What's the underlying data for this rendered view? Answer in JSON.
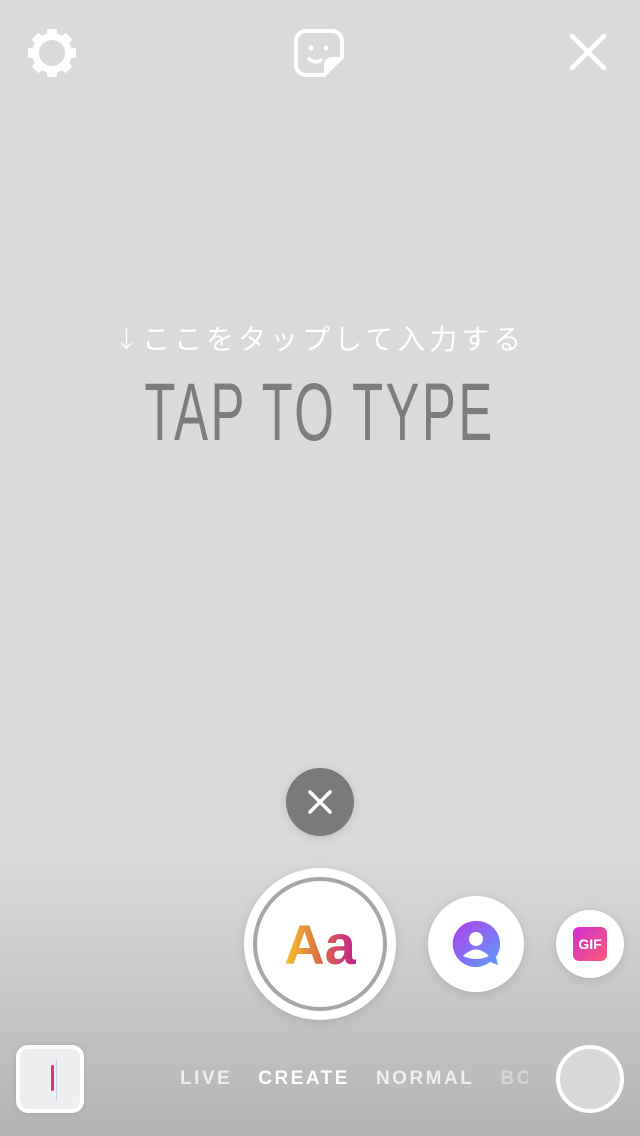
{
  "top": {
    "settings_icon": "gear-icon",
    "sticker_icon": "sticker-icon",
    "close_icon": "close-icon"
  },
  "canvas": {
    "hint": "↓ここをタップして入力する",
    "placeholder": "TAP TO TYPE"
  },
  "tools": {
    "dismiss_icon": "close-icon",
    "text_label": "Aa",
    "mention_icon": "avatar-bubble-icon",
    "gif_label": "GIF"
  },
  "modes": [
    "LIVE",
    "CREATE",
    "NORMAL",
    "BO"
  ],
  "selected_mode": "CREATE",
  "colors": {
    "background": "#dadada",
    "placeholder": "#7d7d7d",
    "accent_pink": "#e8336f",
    "accent_purple": "#a34cf0"
  }
}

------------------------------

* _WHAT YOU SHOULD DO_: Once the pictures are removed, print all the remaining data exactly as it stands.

* _TASK SOLUTION_:
What's the underlying data for this rendered view? Answer in JSON.
{
  "top": {
    "settings_icon": "gear-icon",
    "sticker_icon": "sticker-icon",
    "close_icon": "close-icon"
  },
  "canvas": {
    "hint": "↓ここをタップして入力する",
    "placeholder": "TAP TO TYPE"
  },
  "tools": {
    "dismiss_icon": "close-icon",
    "text_label": "Aa",
    "mention_icon": "avatar-bubble-icon",
    "gif_label": "GIF"
  },
  "modes": [
    "LIVE",
    "CREATE",
    "NORMAL",
    "BO"
  ],
  "selected_mode": "CREATE",
  "colors": {
    "background": "#dadada",
    "placeholder": "#7d7d7d",
    "accent_pink": "#e8336f",
    "accent_purple": "#a34cf0"
  }
}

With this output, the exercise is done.